═════ ENTRIES SHOWN

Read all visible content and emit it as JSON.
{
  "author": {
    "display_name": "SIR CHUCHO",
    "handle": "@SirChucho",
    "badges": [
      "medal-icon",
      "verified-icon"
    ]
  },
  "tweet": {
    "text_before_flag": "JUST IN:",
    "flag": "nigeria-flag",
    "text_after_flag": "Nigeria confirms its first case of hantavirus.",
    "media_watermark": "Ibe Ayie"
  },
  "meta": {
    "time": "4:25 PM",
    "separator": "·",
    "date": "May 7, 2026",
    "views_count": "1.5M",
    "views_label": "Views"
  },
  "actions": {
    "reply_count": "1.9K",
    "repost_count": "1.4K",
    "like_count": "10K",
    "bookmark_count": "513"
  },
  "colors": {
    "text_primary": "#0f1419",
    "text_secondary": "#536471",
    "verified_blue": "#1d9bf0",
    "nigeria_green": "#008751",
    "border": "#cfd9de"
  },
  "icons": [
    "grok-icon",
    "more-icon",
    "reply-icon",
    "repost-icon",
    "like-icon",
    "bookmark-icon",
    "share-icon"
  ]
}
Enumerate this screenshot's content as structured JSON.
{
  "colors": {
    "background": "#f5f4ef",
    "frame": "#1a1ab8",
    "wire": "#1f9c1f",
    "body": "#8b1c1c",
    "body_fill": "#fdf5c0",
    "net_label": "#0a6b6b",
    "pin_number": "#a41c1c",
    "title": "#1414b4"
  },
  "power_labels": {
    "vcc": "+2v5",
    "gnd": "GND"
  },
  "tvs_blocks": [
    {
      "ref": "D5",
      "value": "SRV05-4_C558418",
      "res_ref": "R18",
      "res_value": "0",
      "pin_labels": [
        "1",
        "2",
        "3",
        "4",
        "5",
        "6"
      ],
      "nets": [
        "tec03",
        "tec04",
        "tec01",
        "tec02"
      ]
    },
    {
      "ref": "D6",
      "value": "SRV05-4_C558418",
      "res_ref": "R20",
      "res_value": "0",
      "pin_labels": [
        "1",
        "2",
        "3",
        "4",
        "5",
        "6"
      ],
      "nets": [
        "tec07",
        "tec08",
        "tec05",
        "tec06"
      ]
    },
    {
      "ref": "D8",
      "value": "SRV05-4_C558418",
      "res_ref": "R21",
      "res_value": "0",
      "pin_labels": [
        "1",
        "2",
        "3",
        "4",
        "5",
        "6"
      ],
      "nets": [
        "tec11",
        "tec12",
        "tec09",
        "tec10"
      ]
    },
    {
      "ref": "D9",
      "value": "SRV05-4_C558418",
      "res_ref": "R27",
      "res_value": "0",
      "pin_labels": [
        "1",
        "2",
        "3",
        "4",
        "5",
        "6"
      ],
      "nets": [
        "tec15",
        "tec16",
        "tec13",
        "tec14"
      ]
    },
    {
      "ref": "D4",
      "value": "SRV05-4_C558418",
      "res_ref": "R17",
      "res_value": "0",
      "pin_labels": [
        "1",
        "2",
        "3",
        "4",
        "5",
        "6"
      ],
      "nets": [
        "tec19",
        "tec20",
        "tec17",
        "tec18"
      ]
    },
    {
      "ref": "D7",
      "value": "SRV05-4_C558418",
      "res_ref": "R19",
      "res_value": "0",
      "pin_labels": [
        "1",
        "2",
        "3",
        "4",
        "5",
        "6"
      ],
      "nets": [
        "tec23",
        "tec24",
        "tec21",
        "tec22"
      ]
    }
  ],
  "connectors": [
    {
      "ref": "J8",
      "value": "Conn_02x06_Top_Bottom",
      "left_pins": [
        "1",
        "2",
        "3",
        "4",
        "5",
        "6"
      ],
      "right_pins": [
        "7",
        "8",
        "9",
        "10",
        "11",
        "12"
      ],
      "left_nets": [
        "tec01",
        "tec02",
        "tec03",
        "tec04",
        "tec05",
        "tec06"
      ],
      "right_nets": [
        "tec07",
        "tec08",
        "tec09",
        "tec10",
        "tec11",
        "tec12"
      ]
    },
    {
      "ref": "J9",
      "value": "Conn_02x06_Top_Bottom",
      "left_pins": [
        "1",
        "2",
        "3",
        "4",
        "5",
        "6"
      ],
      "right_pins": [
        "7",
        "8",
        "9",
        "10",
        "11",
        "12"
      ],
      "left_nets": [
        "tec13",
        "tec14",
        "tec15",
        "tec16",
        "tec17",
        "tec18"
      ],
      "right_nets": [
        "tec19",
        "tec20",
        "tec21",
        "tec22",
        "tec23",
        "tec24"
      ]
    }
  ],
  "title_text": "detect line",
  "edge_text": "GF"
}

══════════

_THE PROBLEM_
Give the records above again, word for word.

_SOLUTION_
Read all visible content and emit it as JSON.
{
  "author": {
    "display_name": "SIR CHUCHO",
    "handle": "@SirChucho",
    "badges": [
      "medal-icon",
      "verified-icon"
    ]
  },
  "tweet": {
    "text_before_flag": "JUST IN:",
    "flag": "nigeria-flag",
    "text_after_flag": "Nigeria confirms its first case of hantavirus.",
    "media_watermark": "Ibe Ayie"
  },
  "meta": {
    "time": "4:25 PM",
    "separator": "·",
    "date": "May 7, 2026",
    "views_count": "1.5M",
    "views_label": "Views"
  },
  "actions": {
    "reply_count": "1.9K",
    "repost_count": "1.4K",
    "like_count": "10K",
    "bookmark_count": "513"
  },
  "colors": {
    "text_primary": "#0f1419",
    "text_secondary": "#536471",
    "verified_blue": "#1d9bf0",
    "nigeria_green": "#008751",
    "border": "#cfd9de"
  },
  "icons": [
    "grok-icon",
    "more-icon",
    "reply-icon",
    "repost-icon",
    "like-icon",
    "bookmark-icon",
    "share-icon"
  ]
}
Enumerate this screenshot's content as structured JSON.
{
  "colors": {
    "background": "#f5f4ef",
    "frame": "#1a1ab8",
    "wire": "#1f9c1f",
    "body": "#8b1c1c",
    "body_fill": "#fdf5c0",
    "net_label": "#0a6b6b",
    "pin_number": "#a41c1c",
    "title": "#1414b4"
  },
  "power_labels": {
    "vcc": "+2v5",
    "gnd": "GND"
  },
  "tvs_blocks": [
    {
      "ref": "D5",
      "value": "SRV05-4_C558418",
      "res_ref": "R18",
      "res_value": "0",
      "pin_labels": [
        "1",
        "2",
        "3",
        "4",
        "5",
        "6"
      ],
      "nets": [
        "tec03",
        "tec04",
        "tec01",
        "tec02"
      ]
    },
    {
      "ref": "D6",
      "value": "SRV05-4_C558418",
      "res_ref": "R20",
      "res_value": "0",
      "pin_labels": [
        "1",
        "2",
        "3",
        "4",
        "5",
        "6"
      ],
      "nets": [
        "tec07",
        "tec08",
        "tec05",
        "tec06"
      ]
    },
    {
      "ref": "D8",
      "value": "SRV05-4_C558418",
      "res_ref": "R21",
      "res_value": "0",
      "pin_labels": [
        "1",
        "2",
        "3",
        "4",
        "5",
        "6"
      ],
      "nets": [
        "tec11",
        "tec12",
        "tec09",
        "tec10"
      ]
    },
    {
      "ref": "D9",
      "value": "SRV05-4_C558418",
      "res_ref": "R27",
      "res_value": "0",
      "pin_labels": [
        "1",
        "2",
        "3",
        "4",
        "5",
        "6"
      ],
      "nets": [
        "tec15",
        "tec16",
        "tec13",
        "tec14"
      ]
    },
    {
      "ref": "D4",
      "value": "SRV05-4_C558418",
      "res_ref": "R17",
      "res_value": "0",
      "pin_labels": [
        "1",
        "2",
        "3",
        "4",
        "5",
        "6"
      ],
      "nets": [
        "tec19",
        "tec20",
        "tec17",
        "tec18"
      ]
    },
    {
      "ref": "D7",
      "value": "SRV05-4_C558418",
      "res_ref": "R19",
      "res_value": "0",
      "pin_labels": [
        "1",
        "2",
        "3",
        "4",
        "5",
        "6"
      ],
      "nets": [
        "tec23",
        "tec24",
        "tec21",
        "tec22"
      ]
    }
  ],
  "connectors": [
    {
      "ref": "J8",
      "value": "Conn_02x06_Top_Bottom",
      "left_pins": [
        "1",
        "2",
        "3",
        "4",
        "5",
        "6"
      ],
      "right_pins": [
        "7",
        "8",
        "9",
        "10",
        "11",
        "12"
      ],
      "left_nets": [
        "tec01",
        "tec02",
        "tec03",
        "tec04",
        "tec05",
        "tec06"
      ],
      "right_nets": [
        "tec07",
        "tec08",
        "tec09",
        "tec10",
        "tec11",
        "tec12"
      ]
    },
    {
      "ref": "J9",
      "value": "Conn_02x06_Top_Bottom",
      "left_pins": [
        "1",
        "2",
        "3",
        "4",
        "5",
        "6"
      ],
      "right_pins": [
        "7",
        "8",
        "9",
        "10",
        "11",
        "12"
      ],
      "left_nets": [
        "tec13",
        "tec14",
        "tec15",
        "tec16",
        "tec17",
        "tec18"
      ],
      "right_nets": [
        "tec19",
        "tec20",
        "tec21",
        "tec22",
        "tec23",
        "tec24"
      ]
    }
  ],
  "title_text": "detect line",
  "edge_text": "GF"
}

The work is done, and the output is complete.